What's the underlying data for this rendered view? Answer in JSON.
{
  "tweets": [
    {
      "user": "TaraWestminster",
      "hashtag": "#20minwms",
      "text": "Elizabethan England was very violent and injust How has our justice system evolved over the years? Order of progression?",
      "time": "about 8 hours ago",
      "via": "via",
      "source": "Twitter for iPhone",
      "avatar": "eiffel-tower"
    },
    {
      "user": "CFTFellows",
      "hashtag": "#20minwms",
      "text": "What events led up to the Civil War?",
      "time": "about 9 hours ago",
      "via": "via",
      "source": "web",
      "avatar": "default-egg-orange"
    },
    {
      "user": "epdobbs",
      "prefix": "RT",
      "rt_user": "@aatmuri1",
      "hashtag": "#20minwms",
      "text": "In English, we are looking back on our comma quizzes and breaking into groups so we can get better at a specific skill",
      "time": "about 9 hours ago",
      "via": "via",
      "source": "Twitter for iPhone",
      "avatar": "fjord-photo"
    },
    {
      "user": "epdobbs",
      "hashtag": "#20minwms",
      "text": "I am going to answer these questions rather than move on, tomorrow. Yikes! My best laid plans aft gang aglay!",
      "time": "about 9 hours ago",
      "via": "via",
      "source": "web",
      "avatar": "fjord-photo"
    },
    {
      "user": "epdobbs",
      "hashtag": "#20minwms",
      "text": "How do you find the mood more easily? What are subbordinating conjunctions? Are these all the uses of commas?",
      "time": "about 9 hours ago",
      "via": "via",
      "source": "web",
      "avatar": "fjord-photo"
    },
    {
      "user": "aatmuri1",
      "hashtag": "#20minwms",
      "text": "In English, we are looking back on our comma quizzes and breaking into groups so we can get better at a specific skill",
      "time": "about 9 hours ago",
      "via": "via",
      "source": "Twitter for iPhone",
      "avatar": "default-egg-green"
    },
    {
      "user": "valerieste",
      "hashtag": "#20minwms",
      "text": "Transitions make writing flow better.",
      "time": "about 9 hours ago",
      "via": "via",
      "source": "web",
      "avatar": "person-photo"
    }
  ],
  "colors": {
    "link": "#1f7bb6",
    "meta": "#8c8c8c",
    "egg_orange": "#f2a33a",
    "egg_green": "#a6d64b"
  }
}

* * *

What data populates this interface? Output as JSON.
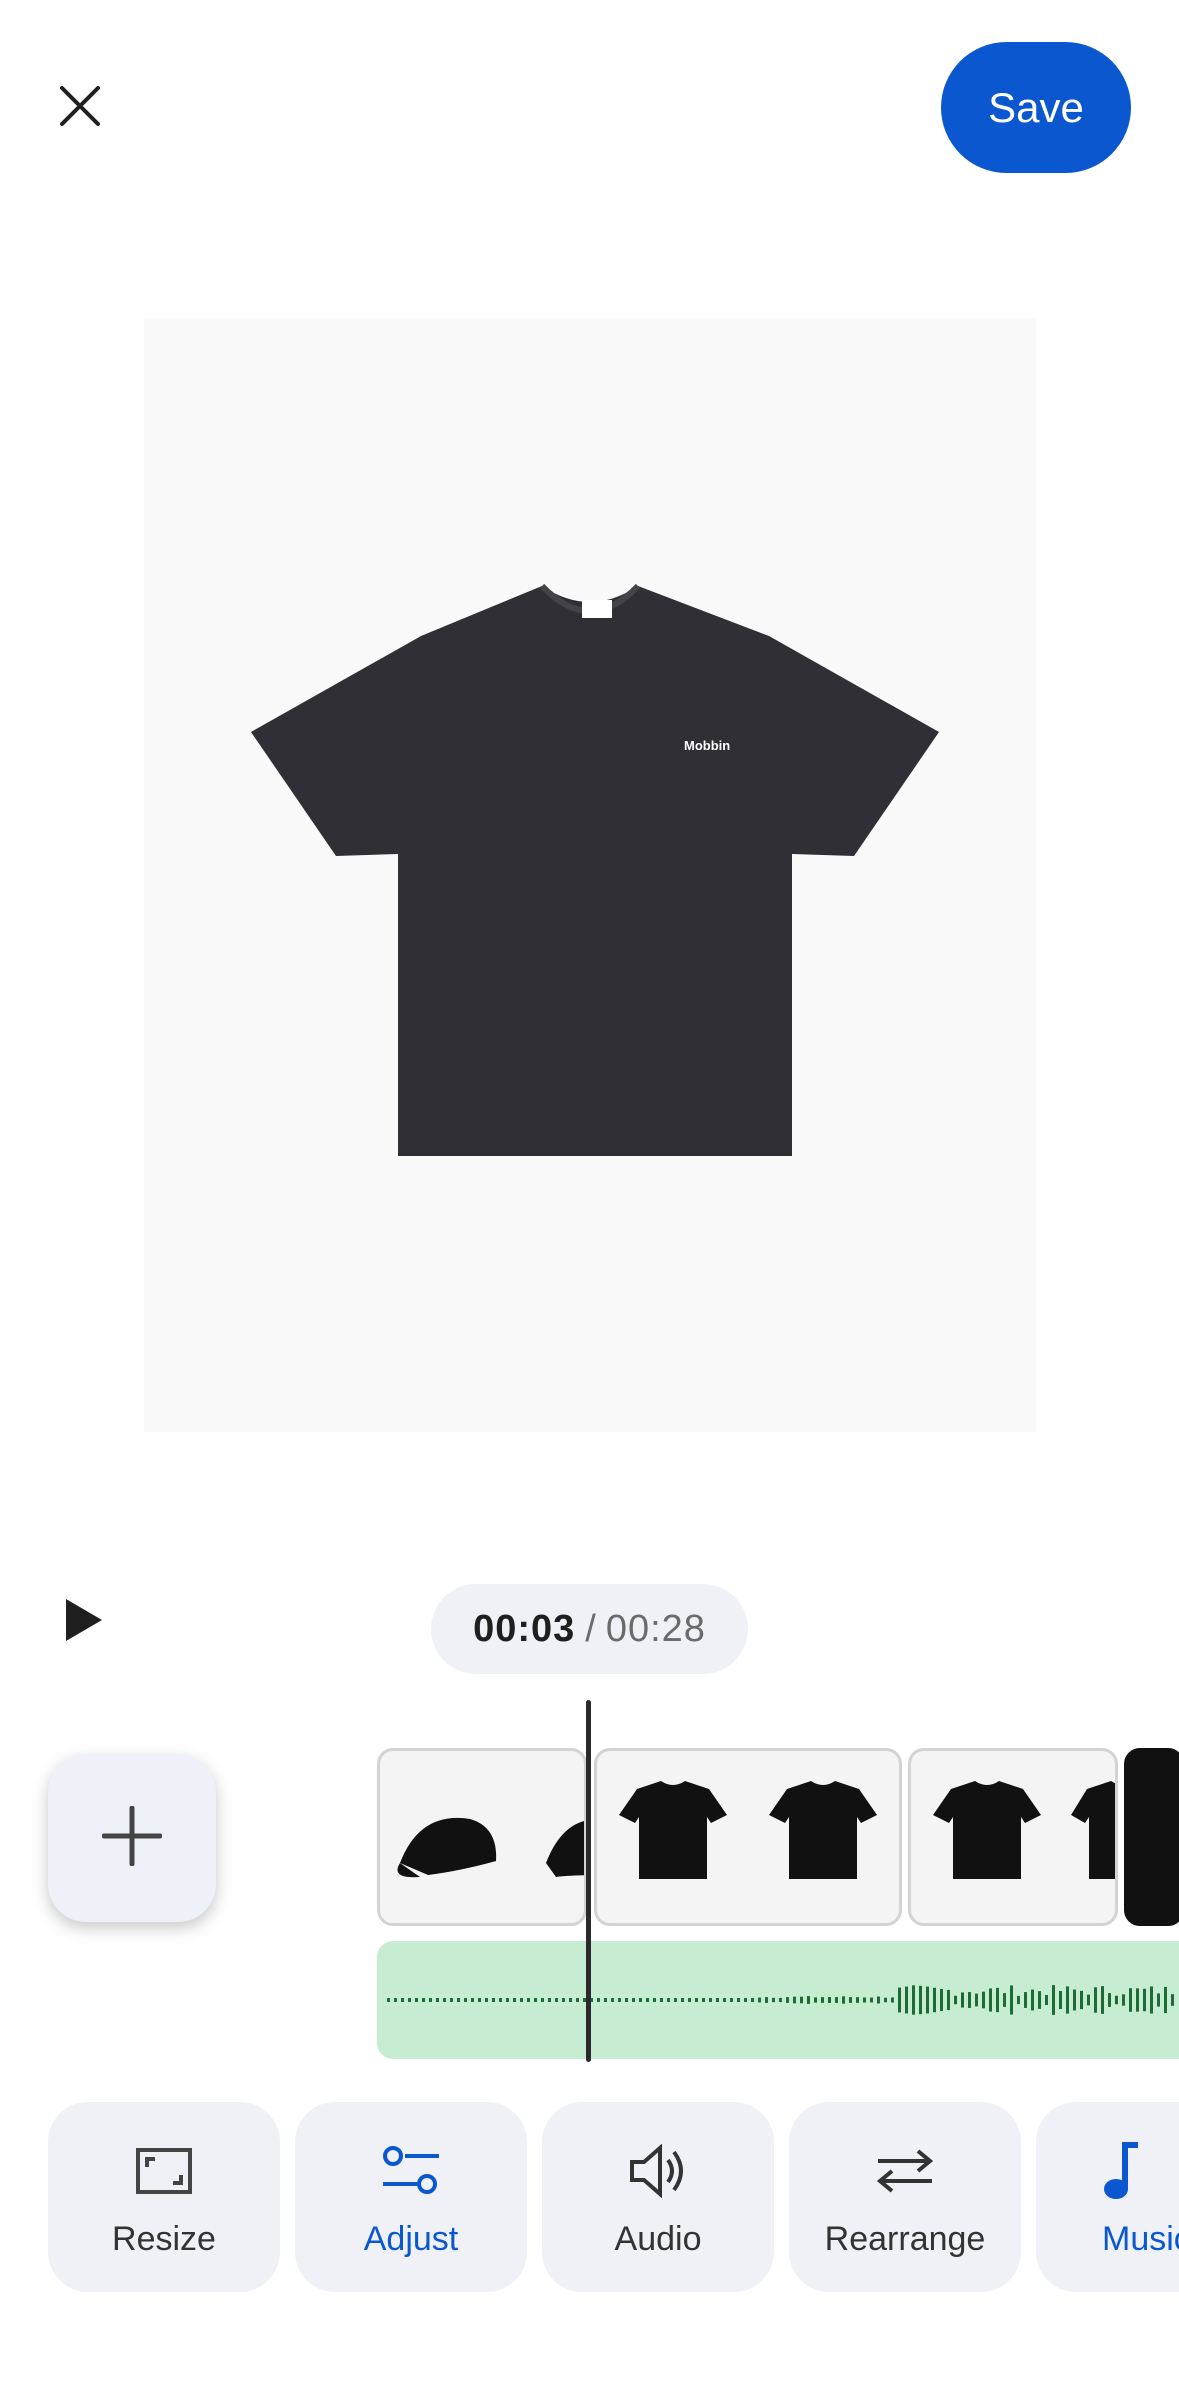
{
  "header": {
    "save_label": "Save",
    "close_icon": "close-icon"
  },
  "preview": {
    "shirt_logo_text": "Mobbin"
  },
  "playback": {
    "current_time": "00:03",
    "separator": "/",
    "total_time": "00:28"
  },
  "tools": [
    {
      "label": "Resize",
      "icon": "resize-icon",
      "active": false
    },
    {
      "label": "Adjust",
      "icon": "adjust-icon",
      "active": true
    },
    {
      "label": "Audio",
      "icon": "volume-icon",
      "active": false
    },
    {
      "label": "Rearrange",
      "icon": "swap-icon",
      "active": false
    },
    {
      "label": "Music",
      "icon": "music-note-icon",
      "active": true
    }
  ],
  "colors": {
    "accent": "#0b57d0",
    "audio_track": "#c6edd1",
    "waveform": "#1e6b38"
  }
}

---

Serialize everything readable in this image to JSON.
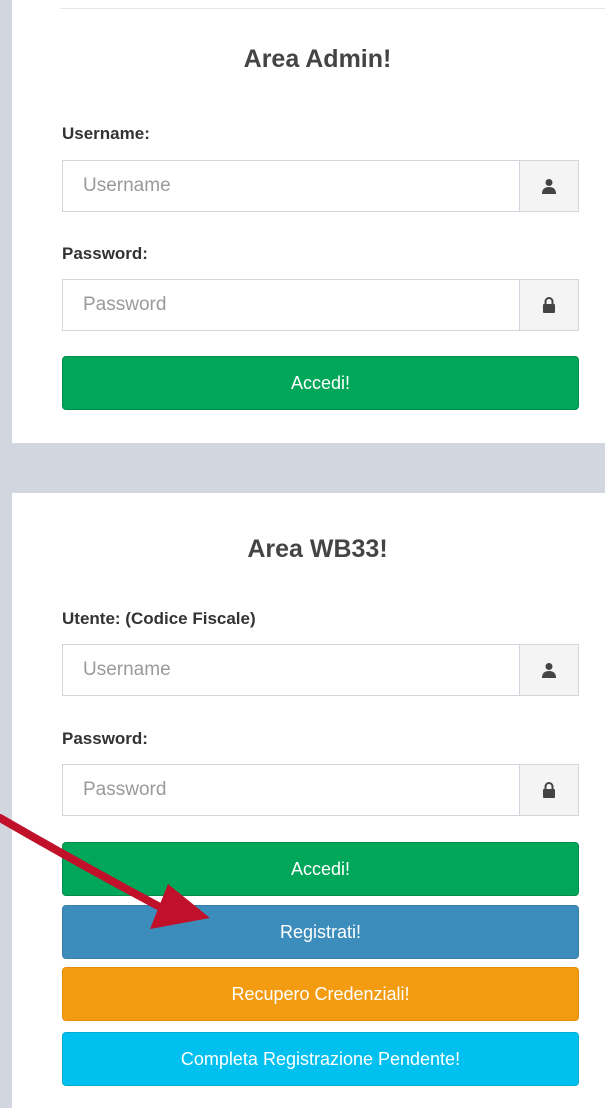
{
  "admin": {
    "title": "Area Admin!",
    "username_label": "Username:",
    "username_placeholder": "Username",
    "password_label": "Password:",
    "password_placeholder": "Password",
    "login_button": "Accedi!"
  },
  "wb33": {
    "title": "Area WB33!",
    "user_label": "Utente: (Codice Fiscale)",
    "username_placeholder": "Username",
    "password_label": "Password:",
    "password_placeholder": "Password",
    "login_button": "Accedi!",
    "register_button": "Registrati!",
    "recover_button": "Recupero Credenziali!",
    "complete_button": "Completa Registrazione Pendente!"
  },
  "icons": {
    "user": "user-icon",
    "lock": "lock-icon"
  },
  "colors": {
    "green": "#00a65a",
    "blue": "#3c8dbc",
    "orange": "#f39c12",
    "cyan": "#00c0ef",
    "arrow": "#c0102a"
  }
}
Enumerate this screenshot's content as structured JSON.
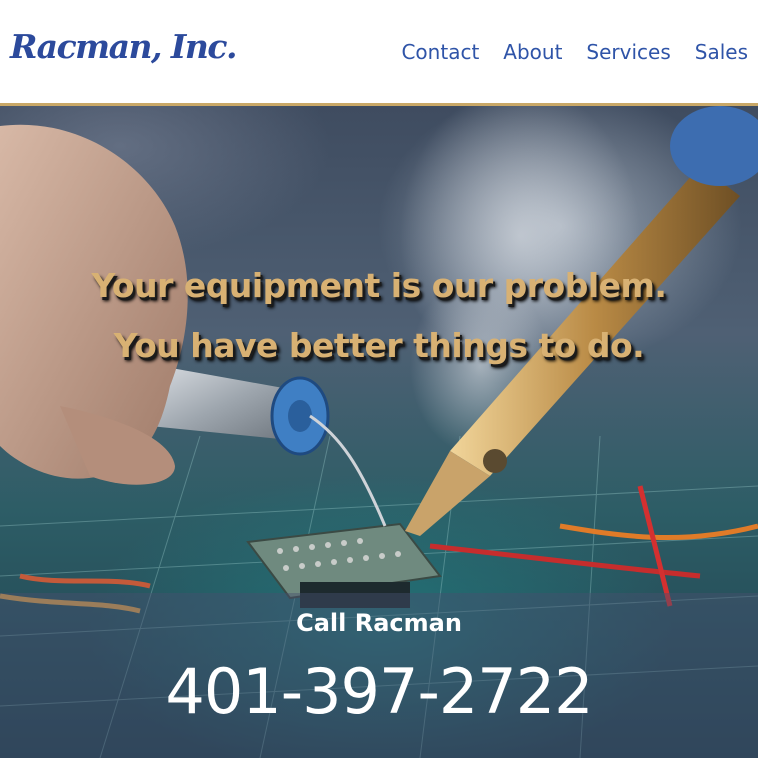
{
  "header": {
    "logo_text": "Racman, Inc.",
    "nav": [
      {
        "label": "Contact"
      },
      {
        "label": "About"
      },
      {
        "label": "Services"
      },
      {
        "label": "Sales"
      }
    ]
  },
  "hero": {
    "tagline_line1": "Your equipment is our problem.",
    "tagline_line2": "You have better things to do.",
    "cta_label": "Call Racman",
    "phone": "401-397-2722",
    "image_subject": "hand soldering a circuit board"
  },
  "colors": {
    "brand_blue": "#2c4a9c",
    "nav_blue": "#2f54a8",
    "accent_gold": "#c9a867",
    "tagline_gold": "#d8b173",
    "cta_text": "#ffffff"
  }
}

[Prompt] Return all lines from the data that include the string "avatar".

[Problem solution]
      "avatar": "eiffel-tower"
      "avatar": "default-egg-orange"
      "avatar": "fjord-photo"
      "avatar": "fjord-photo"
      "avatar": "fjord-photo"
      "avatar": "default-egg-green"
      "avatar": "person-photo"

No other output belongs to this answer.